Acute lymphoblastic leukaemia (ALL) is a blood cancer that stops your white blood cells from growing properly.
ALL involves blood cells called lymphocytes. These are an important part of your immune system because they fight infection, and they’re grown from stem cells in your bone marrow.
Before your cells finish growing into fully-formed lymphocyte cells, they’re called lymphoblasts (immature lymphocytes). Your body needs to make new lymphocytes, but when you have ALL, this process doesn’t work properly. Instead, these immature cells grow too quickly and never begin working properly.
These immature cells clog up your bone marrow and prevent it from making other blood cells. This can be a very serious problem, because we need new blood cells for a balanced immune system and healthy blood.
Most people with ALL just need chemotherapy on its own. In some people the disease is more aggressive, and it requires a high dose of chemotherapy, followed by a bone marrow or stem cell transplant.
Most transplants for ALL are allograft transplants – when your new stem cells are donated by someone else. It’s rare for ALL to be treated with an autologous transplant, when doctors use your own stem cells.
Your doctor will talk to you about whether a transplant is the best treatment option for you.

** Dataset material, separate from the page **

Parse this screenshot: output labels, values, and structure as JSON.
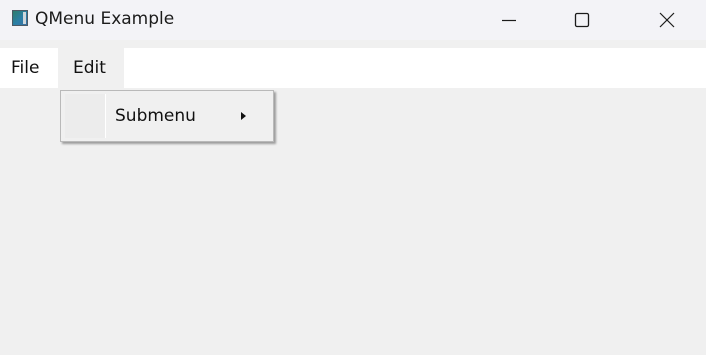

Their decision will be based on how likely they think it is that your leukaemia will return after chemotherapy, your general health, and other factors.
Beth had a bone marrow transplant to treat her acute lymphoblastic leukaemia. Read her story here.
Information published: 06/10/16
Next review due: 06/10/19
 [Cancer Research UK